When the sob sister of The Call is told to go out and cover the Call Athletic Union dance and bring back an impressionistic description of Benny Leonard and Al McCoy, she necessarily wonders what the taciturn city editor wants. After pondering deeply for some half hour, she concludes that she must go and gaze—perhaps talk to a couple of burly brutes who have flung reputation to the winds and who have broken their old mothers’ hearts, and then come back to the office and write a highly moral tale to warn all youngsters with pugilistic leaning to desist.
Getting to the hall where the dance is, she hunts vainly around for a sweatered individual with a protruding jaw. During the vain search the band strikes up “The Star-Spangled Banner” and two prize fighters enter.
“Now for my impressionistic description.” And the interview was on.
Benny Leonard, the world’s greatest lightweight, is of medium height, well-groomed and a gentleman. He does not say, “Pleased tuh meet chah. Dis ain’t de foist ‘ime I was interviewed.”
“As soon as I get out of the ring,” said Mr. Leonard, “I try to do my best to refute that idea of what a fighter is. My mother did not much want me to go into the game, but I was crazy about it. For her sake, I wear good clothes, study and try to be all that she wants me to be. I wish that you would write this interview all about her. I’d like to have everybody know just wha’ a wonderful mother she always has been to me. She’s made me whatever I am. And it’s been for her sake mostly that I made good, so that I could give her nice home and a little car and all the money she wants.”
And when you consider that Benny Leonard, beginning as a printer’s apprentice at $4 a week, now has an income of $50,000 a year, it can be seen that he has attained his wish.
“But I’m crazy about the game. I clip out all the newspaper stories about the fights I’m in, and keep them in a scrap book. Then when I’m old, I can get it out and think what a good time I’ve had.
Al McCoy, on the contrary, does not like the work. “In three months,” he said, “I’m going to give it up. I’ve got a wife and champion baby, and a farm. So I want to settle down and be a farmer up in Maine. I’ve been wanting to do it for a long time, especially for the kid’s sake. She’s two and a half; her name’s Beatrice, and fighting the way I am, we have to move from one place to another, and I never see enough of her.
“And the, too, people are always judging you by your profession. They all think that you’re a regular abysmal brute—and really, I’m just as gentle as a lamb.

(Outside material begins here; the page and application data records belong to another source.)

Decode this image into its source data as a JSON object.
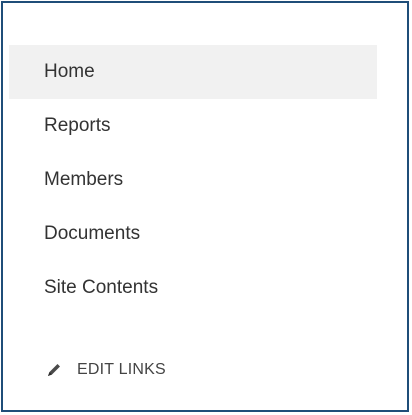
{
  "nav": {
    "items": [
      {
        "label": "Home",
        "selected": true
      },
      {
        "label": "Reports",
        "selected": false
      },
      {
        "label": "Members",
        "selected": false
      },
      {
        "label": "Documents",
        "selected": false
      },
      {
        "label": "Site Contents",
        "selected": false
      }
    ]
  },
  "edit_links": {
    "label": "EDIT LINKS",
    "icon": "pencil-icon"
  },
  "colors": {
    "frame_border": "#1f4e79",
    "selected_bg": "#f1f1f1",
    "text": "#333333"
  }
}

“Y’ever read Jack London’s “The Game?” Great, isn’t it? He knew the fighting game, all right. I’ve got all of his books at home, and in three months’ time, I’ll be sitting back and reading them. Too bad we lost him.”
These wisps of conversation, snatched between dances, give a poor idea of the two fighters. But they are men that the Socialist movement can be proud of. All the evening young fellows brought their blushing, curious girls up to shake hands with Benny or Al. All evening long they were pointed out and looked at, but they stood it bravely with an ease and courtesy that was natural, not forced. That last line sounds like Robert W. Champers’, but it’s straight stuff.
The dance was a great success. For a wonder, there was an orchestra without the predominating cornet. A protest is here made, and seconded by many Socialists who attend Saturday night dances, against the combination of piano, violin and cornet.
The floor was so crowded by 11 o’clock that one of the best dancers in the room slipped over some one’s foot and fell to the floor. It is comforting to those who slipped and sprawled many times to mention this little incident.
Between the dances the hall sounded as though there were a Harvard-Yale football game going on. The Young People’s Socialist League members from Newark made the most noise.